* WORK TO COMPLETE:
In full and without alteration, return the records below.

* SOURCE RECORDS:

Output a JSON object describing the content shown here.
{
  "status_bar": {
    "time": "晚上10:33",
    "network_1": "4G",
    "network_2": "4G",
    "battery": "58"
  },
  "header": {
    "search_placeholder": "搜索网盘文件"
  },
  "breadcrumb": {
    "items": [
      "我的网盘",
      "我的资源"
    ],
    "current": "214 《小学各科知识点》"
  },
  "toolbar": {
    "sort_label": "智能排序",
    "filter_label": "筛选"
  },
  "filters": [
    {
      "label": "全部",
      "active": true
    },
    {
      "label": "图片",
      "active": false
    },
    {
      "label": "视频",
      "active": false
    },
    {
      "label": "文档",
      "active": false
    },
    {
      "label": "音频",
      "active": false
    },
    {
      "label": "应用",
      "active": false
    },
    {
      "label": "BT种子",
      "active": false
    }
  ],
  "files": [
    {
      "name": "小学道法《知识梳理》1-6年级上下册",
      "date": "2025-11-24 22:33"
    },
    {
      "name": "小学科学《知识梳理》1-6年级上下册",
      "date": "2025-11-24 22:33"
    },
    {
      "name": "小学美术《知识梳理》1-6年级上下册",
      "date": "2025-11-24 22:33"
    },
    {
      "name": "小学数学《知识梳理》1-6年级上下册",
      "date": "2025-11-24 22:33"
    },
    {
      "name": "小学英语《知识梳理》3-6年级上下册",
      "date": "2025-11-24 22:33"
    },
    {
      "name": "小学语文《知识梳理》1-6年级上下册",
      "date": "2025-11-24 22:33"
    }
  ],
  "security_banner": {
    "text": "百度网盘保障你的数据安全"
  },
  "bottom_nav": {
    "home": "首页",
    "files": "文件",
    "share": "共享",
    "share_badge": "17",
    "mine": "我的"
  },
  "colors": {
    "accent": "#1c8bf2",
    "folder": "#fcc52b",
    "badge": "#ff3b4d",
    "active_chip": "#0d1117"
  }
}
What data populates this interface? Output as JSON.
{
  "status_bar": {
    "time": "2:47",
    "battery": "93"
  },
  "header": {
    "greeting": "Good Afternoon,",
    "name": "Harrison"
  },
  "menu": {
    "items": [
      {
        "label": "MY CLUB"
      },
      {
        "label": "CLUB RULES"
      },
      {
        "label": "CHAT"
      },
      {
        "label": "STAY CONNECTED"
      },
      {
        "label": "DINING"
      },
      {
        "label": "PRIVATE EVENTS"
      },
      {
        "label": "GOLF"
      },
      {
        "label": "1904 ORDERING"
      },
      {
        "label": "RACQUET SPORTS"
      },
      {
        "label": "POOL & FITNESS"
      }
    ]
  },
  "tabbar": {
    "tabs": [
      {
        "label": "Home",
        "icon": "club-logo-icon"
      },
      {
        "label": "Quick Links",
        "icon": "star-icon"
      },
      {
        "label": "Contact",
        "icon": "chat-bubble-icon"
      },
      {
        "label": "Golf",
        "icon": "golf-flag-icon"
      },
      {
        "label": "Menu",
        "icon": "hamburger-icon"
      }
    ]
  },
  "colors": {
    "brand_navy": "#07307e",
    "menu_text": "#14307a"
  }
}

* SOLUTION:
Output a JSON object describing the content shown here.
{
  "status_bar": {
    "time": "晚上10:33",
    "network_1": "4G",
    "network_2": "4G",
    "battery": "58"
  },
  "header": {
    "search_placeholder": "搜索网盘文件"
  },
  "breadcrumb": {
    "items": [
      "我的网盘",
      "我的资源"
    ],
    "current": "214 《小学各科知识点》"
  },
  "toolbar": {
    "sort_label": "智能排序",
    "filter_label": "筛选"
  },
  "filters": [
    {
      "label": "全部",
      "active": true
    },
    {
      "label": "图片",
      "active": false
    },
    {
      "label": "视频",
      "active": false
    },
    {
      "label": "文档",
      "active": false
    },
    {
      "label": "音频",
      "active": false
    },
    {
      "label": "应用",
      "active": false
    },
    {
      "label": "BT种子",
      "active": false
    }
  ],
  "files": [
    {
      "name": "小学道法《知识梳理》1-6年级上下册",
      "date": "2025-11-24 22:33"
    },
    {
      "name": "小学科学《知识梳理》1-6年级上下册",
      "date": "2025-11-24 22:33"
    },
    {
      "name": "小学美术《知识梳理》1-6年级上下册",
      "date": "2025-11-24 22:33"
    },
    {
      "name": "小学数学《知识梳理》1-6年级上下册",
      "date": "2025-11-24 22:33"
    },
    {
      "name": "小学英语《知识梳理》3-6年级上下册",
      "date": "2025-11-24 22:33"
    },
    {
      "name": "小学语文《知识梳理》1-6年级上下册",
      "date": "2025-11-24 22:33"
    }
  ],
  "security_banner": {
    "text": "百度网盘保障你的数据安全"
  },
  "bottom_nav": {
    "home": "首页",
    "files": "文件",
    "share": "共享",
    "share_badge": "17",
    "mine": "我的"
  },
  "colors": {
    "accent": "#1c8bf2",
    "folder": "#fcc52b",
    "badge": "#ff3b4d",
    "active_chip": "#0d1117"
  }
}
What data populates this interface? Output as JSON.
{
  "status_bar": {
    "time": "2:47",
    "battery": "93"
  },
  "header": {
    "greeting": "Good Afternoon,",
    "name": "Harrison"
  },
  "menu": {
    "items": [
      {
        "label": "MY CLUB"
      },
      {
        "label": "CLUB RULES"
      },
      {
        "label": "CHAT"
      },
      {
        "label": "STAY CONNECTED"
      },
      {
        "label": "DINING"
      },
      {
        "label": "PRIVATE EVENTS"
      },
      {
        "label": "GOLF"
      },
      {
        "label": "1904 ORDERING"
      },
      {
        "label": "RACQUET SPORTS"
      },
      {
        "label": "POOL & FITNESS"
      }
    ]
  },
  "tabbar": {
    "tabs": [
      {
        "label": "Home",
        "icon": "club-logo-icon"
      },
      {
        "label": "Quick Links",
        "icon": "star-icon"
      },
      {
        "label": "Contact",
        "icon": "chat-bubble-icon"
      },
      {
        "label": "Golf",
        "icon": "golf-flag-icon"
      },
      {
        "label": "Menu",
        "icon": "hamburger-icon"
      }
    ]
  },
  "colors": {
    "brand_navy": "#07307e",
    "menu_text": "#14307a"
  }
}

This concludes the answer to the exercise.